Always there when needed, this staff member greets each question given with a smile and a response -- even if it’s not necessarily what someone wants to hear, and it’s delivered with a level of kindness that upholds the Libraries’ ethic of care. This individual emulates integrity, thoughtfulness, compassion, patience, and generosity -- alongside the playfulness and joy that is noted by several colleagues. Their level of cheer is one that people look to when the show seems to be going sideways -- they ensure things get back on track within their ring of influence, which always makes for the performance of a lifetime.

In recognition of these many wonderful qualities, and for being, as one colleague said, “the archetype of a good citizen,” we present this award to Judith Gallagher.


Team Awards

Results, Outcome, and

A whirling display, with thousands of balls, clubs, hoops, and plates in the air. Juggling is three parts technical skill, two parts teamwork, and one part constant motion. As a feat of coordination and control, a juggling act amazes and awes anyone who sees it.

The honorees for the Results, Outcome, and Productivity award have done the same.  Due to both the Hayden Renovation and the current pandemic, the need for online access to resources and material skyrocketed in the past few months. This team sprung out onto center-stage, working with colleagues to enable digital lending through the Internet Archives and HathiTrust, allowing the show to go on for our community. Like clowns in a clown car, this team managed to load exponentially more Aleph records in a single month alone and fit over 1 million new URLs to our catalog, while also completing their normal workload and other project work including the Alma project - proving their ability to juggle a huge amount of work with very little lead time. As one colleague summed it up best, “they showed high levels of expertise, grace under pressure, and high productivity” during a time of great change and upheaval.

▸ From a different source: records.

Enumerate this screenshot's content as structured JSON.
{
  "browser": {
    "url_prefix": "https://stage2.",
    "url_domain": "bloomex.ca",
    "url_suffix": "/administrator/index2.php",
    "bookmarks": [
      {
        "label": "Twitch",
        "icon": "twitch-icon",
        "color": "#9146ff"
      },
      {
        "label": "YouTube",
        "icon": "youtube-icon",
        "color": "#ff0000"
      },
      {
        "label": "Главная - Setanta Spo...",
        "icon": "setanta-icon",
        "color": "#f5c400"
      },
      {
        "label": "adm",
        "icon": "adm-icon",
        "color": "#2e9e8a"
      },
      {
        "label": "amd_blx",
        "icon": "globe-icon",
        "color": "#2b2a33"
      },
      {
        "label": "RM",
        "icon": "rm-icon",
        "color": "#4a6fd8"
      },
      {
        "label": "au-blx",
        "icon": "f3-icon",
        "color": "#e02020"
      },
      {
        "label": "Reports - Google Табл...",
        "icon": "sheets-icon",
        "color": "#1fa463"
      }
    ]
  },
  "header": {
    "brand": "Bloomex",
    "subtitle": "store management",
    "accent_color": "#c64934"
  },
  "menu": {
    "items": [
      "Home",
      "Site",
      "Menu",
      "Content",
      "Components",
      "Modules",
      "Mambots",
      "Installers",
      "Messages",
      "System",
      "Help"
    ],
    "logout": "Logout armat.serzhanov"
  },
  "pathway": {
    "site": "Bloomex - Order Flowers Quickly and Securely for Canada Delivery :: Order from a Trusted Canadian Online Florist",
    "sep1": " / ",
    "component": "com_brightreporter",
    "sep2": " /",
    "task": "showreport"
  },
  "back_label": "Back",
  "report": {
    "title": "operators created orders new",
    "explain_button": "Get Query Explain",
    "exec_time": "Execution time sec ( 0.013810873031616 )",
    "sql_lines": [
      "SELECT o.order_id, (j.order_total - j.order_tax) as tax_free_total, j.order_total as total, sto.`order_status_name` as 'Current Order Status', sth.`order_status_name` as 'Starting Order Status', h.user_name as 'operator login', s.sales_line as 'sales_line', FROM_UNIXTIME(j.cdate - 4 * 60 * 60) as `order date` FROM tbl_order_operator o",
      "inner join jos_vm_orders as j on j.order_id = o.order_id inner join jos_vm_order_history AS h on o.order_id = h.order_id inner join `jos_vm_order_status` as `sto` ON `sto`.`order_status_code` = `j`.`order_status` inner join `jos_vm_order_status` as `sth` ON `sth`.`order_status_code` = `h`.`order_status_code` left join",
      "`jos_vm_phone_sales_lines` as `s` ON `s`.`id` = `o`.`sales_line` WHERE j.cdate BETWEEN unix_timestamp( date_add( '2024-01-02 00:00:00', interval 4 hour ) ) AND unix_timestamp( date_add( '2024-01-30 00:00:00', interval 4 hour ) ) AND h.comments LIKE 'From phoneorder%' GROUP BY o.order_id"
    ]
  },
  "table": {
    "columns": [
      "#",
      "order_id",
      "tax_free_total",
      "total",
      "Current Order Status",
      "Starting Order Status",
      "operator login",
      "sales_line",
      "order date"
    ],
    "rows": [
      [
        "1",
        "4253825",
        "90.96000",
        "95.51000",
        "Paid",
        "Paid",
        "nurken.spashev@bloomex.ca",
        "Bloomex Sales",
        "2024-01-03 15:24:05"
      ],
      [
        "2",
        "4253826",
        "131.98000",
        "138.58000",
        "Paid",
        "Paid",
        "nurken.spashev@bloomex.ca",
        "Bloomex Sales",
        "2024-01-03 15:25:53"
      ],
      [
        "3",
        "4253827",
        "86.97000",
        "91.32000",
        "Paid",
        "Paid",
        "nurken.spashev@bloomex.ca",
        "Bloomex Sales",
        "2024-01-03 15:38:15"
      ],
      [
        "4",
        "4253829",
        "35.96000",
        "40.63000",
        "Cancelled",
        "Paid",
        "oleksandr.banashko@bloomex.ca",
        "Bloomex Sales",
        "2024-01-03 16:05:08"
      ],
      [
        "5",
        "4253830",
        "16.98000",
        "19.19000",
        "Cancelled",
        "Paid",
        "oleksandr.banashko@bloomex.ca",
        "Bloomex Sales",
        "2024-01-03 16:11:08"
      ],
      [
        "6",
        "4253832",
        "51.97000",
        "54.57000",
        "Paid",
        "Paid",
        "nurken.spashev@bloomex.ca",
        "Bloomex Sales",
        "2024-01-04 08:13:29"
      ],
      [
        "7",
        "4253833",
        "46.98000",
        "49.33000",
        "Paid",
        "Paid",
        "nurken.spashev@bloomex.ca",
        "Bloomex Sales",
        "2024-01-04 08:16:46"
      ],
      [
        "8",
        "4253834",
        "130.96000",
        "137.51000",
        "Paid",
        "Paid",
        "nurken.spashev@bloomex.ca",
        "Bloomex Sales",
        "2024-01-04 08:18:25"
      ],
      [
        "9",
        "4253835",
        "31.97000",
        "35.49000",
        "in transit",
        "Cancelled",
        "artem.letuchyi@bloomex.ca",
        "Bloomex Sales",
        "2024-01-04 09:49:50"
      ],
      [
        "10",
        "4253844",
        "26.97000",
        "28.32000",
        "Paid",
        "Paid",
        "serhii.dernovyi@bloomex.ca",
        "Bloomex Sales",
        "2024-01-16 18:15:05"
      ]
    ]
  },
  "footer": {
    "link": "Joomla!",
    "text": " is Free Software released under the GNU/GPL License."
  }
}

It is for that reason that we are proud to present the award for Results Outcome and Productivity to the members of the Aleph Power Team: Tania Fersenheim, Beth Brennan, Sara Meyers, and Hyo Lee.

Innovation, Creativity, and Problem Solving

Every circus needs someone to act quickly when a performance doesn’t go as planned, to put out the fire when the fire-breather’s torch is unexpectedly dropped, to ensure an acrobat is safe in the event of a fall. The recipients of this award demonstrate how teamwork, swift action, and innovation are essential to the success of any circus -- or circus-like library.

Throughout the entire process of moving the Libraries to a virtual stage, this team did “extraordinary work to make sure the transition was smooth and successful.” The moment called for creative problem solving at an even faster rate than usual in order to implement a remote infrastructure for providing services that usually take place on-site and in-person. 

Nominators cited the team’s development of an entirely new process enabling the delivery of equipment to staff members’ homes. To accomplish this, they had to determine where to purchase equipment, how to handle ordering and payment, the tracking of packages, and expense reconciliation, in addition to assisting staff install their home offices remotely. The team quickly identified actions needed to mitigate the challenges of switching to entirely remote work, accomplishing incredible feats in a short time span.

Like a human cannonball, this team adapted existing processes, provisioning, and deployment with incredible speed and directness as the reality of the pandemic evolved. They are our behind-the-scenes jugglers, making sure the show runs smoothly no matter what; our big top tent, the structure supporting all of our activities and feats.

Throughout the process, the team has been consistently praised for how it handled this unique and stressful situation, putting the organization’s needs first. In recognition of their spectacular performance in extraordinary circumstances, the Innovation, Creativity, and Problem Solving Award goes to the Rapid Technology Deployment Team: Ola Mustapha, Renee Hellenbrecht, Olimpia Estela Caceres-Brown, and Matthew Davies.


MIT Libraries' 2020 Infinite Mile Awards Recipients

[Not pictured: Renee Hellenbrecht and Ola Mustapha]